**Source data:**
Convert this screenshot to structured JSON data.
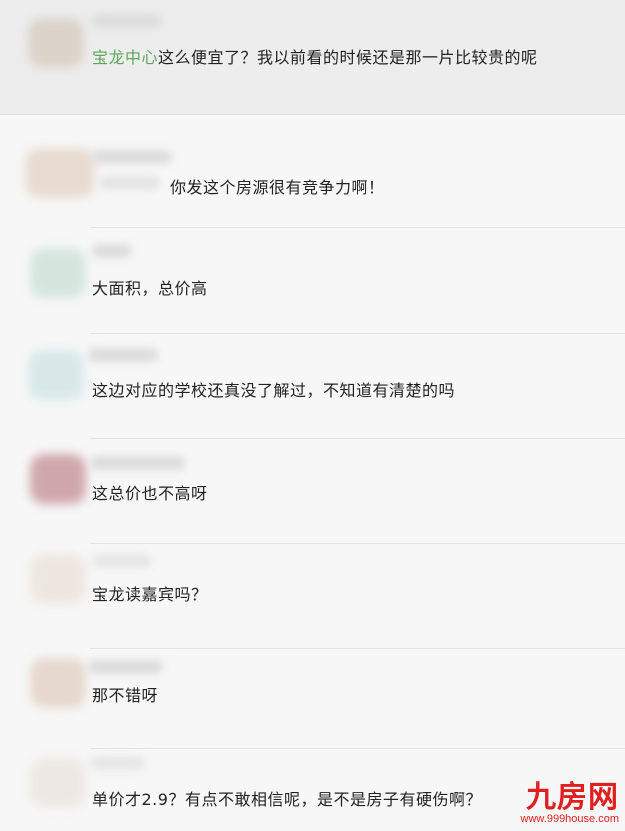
{
  "comments": [
    {
      "mention": "宝龙中心",
      "text": "这么便宜了？我以前看的时候还是那一片比较贵的呢"
    },
    {
      "text": "你发这个房源很有竞争力啊！"
    },
    {
      "text": "大面积，总价高"
    },
    {
      "text": "这边对应的学校还真没了解过，不知道有清楚的吗"
    },
    {
      "text": "这总价也不高呀"
    },
    {
      "text": "宝龙读嘉宾吗？"
    },
    {
      "text": "那不错呀"
    },
    {
      "text": "单价才2.9？有点不敢相信呢，是不是房子有硬伤啊？"
    }
  ],
  "watermark": {
    "main": "九房网",
    "sub": "www.999house.com"
  },
  "colors": {
    "mention": "#5ba75b",
    "watermark": "#e02020"
  }
}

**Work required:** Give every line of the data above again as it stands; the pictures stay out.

**Solution:**
Convert this screenshot to structured JSON data.
{
  "comments": [
    {
      "mention": "宝龙中心",
      "text": "这么便宜了？我以前看的时候还是那一片比较贵的呢"
    },
    {
      "text": "你发这个房源很有竞争力啊！"
    },
    {
      "text": "大面积，总价高"
    },
    {
      "text": "这边对应的学校还真没了解过，不知道有清楚的吗"
    },
    {
      "text": "这总价也不高呀"
    },
    {
      "text": "宝龙读嘉宾吗？"
    },
    {
      "text": "那不错呀"
    },
    {
      "text": "单价才2.9？有点不敢相信呢，是不是房子有硬伤啊？"
    }
  ],
  "watermark": {
    "main": "九房网",
    "sub": "www.999house.com"
  },
  "colors": {
    "mention": "#5ba75b",
    "watermark": "#e02020"
  }
}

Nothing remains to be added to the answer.